▶ _Task details_:
Whenever the word "username" turns up in a line below, that line should be copied.
[[ Data open ]]
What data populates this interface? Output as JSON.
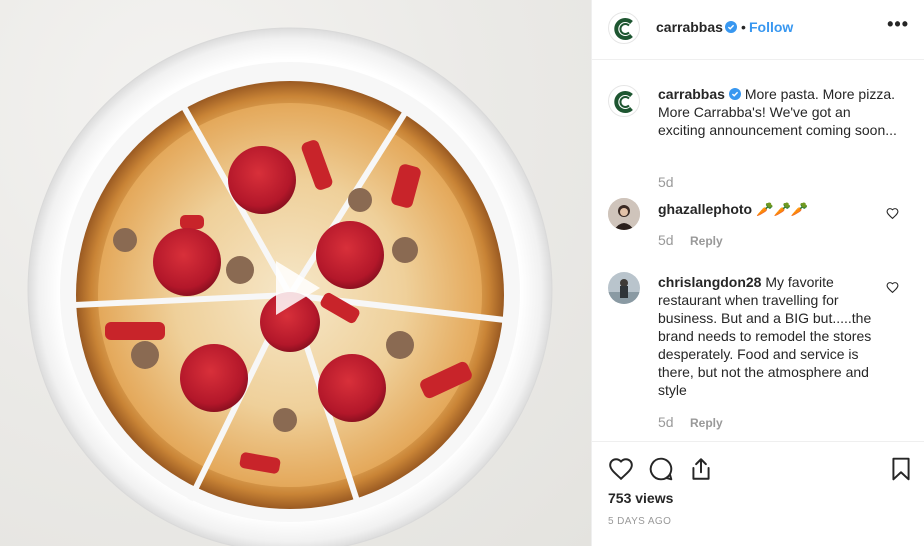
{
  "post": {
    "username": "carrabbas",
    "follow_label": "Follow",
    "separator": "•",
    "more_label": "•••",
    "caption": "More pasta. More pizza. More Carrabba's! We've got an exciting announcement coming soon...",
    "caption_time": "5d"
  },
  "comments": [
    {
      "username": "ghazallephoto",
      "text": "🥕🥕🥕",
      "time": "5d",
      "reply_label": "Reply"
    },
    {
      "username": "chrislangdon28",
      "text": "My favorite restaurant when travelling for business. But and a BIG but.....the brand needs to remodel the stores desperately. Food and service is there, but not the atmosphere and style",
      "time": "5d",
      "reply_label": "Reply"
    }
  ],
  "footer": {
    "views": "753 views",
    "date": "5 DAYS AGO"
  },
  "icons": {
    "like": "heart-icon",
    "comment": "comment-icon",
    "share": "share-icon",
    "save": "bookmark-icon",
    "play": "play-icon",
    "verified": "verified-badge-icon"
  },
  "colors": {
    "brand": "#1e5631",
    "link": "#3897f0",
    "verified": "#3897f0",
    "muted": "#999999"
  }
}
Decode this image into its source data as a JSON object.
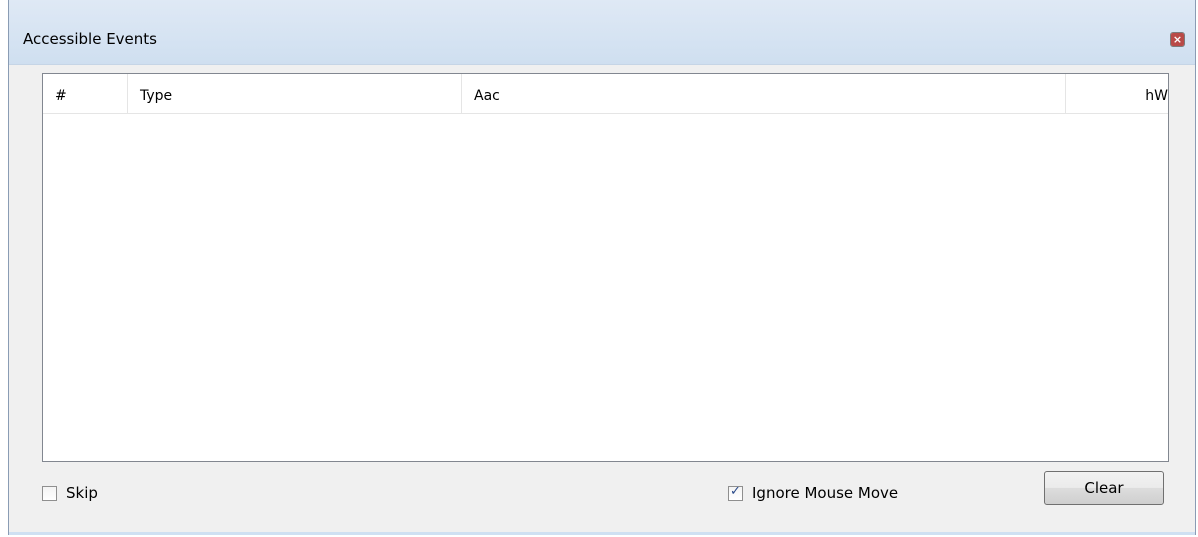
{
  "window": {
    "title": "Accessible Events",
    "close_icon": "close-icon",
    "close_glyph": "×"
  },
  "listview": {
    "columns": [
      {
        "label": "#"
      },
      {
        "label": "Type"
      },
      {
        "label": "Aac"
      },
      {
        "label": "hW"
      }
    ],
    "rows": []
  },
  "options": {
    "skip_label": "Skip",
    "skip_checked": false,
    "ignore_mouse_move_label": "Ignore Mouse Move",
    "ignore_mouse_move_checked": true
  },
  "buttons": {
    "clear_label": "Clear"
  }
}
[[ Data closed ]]
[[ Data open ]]
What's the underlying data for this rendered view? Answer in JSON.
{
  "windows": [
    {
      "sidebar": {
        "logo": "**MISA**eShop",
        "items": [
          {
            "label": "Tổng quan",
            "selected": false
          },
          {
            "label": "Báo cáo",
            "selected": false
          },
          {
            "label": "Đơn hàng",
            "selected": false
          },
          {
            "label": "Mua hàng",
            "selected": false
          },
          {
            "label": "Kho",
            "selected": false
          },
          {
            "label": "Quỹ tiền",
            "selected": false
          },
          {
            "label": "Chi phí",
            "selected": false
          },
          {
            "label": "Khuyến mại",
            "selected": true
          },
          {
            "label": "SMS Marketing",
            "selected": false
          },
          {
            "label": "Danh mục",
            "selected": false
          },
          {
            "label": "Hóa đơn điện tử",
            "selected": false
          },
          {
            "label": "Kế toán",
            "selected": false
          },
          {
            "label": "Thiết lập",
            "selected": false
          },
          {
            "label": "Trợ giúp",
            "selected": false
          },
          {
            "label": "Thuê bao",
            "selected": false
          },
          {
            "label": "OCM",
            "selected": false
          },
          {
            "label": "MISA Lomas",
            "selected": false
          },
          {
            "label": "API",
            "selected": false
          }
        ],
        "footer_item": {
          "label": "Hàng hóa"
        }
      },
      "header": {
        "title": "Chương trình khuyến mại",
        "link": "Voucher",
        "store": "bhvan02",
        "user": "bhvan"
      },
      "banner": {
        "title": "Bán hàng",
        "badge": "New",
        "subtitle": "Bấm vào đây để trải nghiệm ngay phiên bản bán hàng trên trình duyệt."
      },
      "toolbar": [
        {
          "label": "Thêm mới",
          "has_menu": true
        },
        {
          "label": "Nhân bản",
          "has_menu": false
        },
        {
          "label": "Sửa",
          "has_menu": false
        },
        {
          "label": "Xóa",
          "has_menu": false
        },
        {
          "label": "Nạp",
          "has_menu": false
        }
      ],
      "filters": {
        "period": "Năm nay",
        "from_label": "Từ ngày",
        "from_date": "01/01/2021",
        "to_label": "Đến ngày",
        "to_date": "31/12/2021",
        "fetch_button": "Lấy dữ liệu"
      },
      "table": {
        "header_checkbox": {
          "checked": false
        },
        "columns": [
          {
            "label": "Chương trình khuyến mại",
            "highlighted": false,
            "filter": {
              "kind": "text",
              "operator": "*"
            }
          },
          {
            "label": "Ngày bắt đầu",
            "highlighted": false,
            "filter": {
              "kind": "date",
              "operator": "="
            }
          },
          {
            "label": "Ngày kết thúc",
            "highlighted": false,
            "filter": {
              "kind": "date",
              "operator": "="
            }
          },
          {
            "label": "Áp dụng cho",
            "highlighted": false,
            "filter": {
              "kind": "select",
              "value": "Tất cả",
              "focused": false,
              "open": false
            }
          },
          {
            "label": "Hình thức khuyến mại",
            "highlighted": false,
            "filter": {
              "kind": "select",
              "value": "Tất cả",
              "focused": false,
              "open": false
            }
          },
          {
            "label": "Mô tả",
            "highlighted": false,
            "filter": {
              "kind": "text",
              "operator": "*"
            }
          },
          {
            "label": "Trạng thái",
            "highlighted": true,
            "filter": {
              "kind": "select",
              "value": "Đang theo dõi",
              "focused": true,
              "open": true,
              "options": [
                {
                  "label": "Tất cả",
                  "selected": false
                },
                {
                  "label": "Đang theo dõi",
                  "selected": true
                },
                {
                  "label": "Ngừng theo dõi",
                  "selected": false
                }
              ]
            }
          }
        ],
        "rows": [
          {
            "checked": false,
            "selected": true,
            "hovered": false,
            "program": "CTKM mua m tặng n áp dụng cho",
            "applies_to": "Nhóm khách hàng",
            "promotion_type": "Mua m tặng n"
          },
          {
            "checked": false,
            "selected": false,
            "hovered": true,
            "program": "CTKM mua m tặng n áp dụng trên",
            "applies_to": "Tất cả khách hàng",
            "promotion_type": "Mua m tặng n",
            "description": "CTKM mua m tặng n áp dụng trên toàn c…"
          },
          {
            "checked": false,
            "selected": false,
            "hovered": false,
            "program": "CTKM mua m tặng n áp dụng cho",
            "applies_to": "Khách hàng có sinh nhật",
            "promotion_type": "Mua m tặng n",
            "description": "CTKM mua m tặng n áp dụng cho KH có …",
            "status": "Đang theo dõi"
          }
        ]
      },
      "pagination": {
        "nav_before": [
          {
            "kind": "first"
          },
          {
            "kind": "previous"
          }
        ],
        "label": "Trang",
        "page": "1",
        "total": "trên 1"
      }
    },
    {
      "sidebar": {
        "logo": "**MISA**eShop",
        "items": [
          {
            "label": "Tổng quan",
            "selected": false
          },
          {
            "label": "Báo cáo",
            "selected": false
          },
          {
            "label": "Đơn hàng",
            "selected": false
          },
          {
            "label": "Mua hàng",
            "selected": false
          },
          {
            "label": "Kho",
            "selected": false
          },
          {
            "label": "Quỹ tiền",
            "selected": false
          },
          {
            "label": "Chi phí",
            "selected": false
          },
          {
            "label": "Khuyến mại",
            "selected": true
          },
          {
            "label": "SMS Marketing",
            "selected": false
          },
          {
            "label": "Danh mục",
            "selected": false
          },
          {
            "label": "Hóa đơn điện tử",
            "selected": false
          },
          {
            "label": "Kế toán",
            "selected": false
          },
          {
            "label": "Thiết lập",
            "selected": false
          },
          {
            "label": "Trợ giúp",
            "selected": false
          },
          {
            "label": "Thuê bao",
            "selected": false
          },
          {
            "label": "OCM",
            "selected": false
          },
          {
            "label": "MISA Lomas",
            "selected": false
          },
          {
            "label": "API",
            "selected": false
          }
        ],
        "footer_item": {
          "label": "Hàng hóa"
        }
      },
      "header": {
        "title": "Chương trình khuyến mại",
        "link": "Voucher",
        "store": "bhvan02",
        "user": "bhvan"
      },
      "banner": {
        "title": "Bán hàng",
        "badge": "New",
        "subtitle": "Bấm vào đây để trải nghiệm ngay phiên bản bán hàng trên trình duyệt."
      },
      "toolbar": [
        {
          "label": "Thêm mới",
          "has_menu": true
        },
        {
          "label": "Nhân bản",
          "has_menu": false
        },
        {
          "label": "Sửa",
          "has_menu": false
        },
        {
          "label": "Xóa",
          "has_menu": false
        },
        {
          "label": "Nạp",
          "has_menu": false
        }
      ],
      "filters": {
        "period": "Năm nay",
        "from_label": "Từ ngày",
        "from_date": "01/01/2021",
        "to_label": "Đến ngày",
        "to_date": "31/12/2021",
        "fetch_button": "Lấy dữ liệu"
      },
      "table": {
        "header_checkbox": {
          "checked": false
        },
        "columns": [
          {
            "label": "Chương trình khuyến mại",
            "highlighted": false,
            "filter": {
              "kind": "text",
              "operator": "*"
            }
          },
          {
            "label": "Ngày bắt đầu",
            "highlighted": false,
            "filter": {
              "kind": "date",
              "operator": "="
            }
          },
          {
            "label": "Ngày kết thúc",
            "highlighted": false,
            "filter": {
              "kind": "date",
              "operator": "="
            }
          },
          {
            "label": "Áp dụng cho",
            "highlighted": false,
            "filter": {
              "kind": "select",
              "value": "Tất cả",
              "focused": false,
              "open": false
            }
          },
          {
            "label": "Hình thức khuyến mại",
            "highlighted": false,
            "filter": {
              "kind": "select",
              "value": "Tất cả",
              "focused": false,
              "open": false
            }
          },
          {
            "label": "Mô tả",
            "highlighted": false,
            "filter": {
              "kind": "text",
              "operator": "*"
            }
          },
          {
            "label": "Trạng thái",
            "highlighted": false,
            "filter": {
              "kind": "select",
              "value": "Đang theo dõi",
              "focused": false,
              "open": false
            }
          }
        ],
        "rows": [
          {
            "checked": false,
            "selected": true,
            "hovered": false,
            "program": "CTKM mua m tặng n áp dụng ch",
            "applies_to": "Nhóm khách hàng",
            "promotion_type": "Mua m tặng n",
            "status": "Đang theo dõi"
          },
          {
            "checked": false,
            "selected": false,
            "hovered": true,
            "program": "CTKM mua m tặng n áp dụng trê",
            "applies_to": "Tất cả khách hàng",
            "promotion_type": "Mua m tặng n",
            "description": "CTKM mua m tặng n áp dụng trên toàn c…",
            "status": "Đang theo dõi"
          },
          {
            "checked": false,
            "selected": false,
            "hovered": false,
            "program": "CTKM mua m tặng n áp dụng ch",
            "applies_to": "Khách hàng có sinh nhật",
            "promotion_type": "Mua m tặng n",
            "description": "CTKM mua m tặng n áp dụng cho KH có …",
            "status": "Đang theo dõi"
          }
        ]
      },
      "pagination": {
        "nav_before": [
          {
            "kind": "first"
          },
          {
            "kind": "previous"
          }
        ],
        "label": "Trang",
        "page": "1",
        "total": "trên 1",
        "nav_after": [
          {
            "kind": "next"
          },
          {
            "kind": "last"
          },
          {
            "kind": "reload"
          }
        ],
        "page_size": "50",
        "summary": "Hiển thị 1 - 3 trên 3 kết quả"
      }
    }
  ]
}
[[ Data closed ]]
▶ _Result_:
    "username": "carrabbas",
      "username": "ghazallephoto",
      "username": "chrislangdon28",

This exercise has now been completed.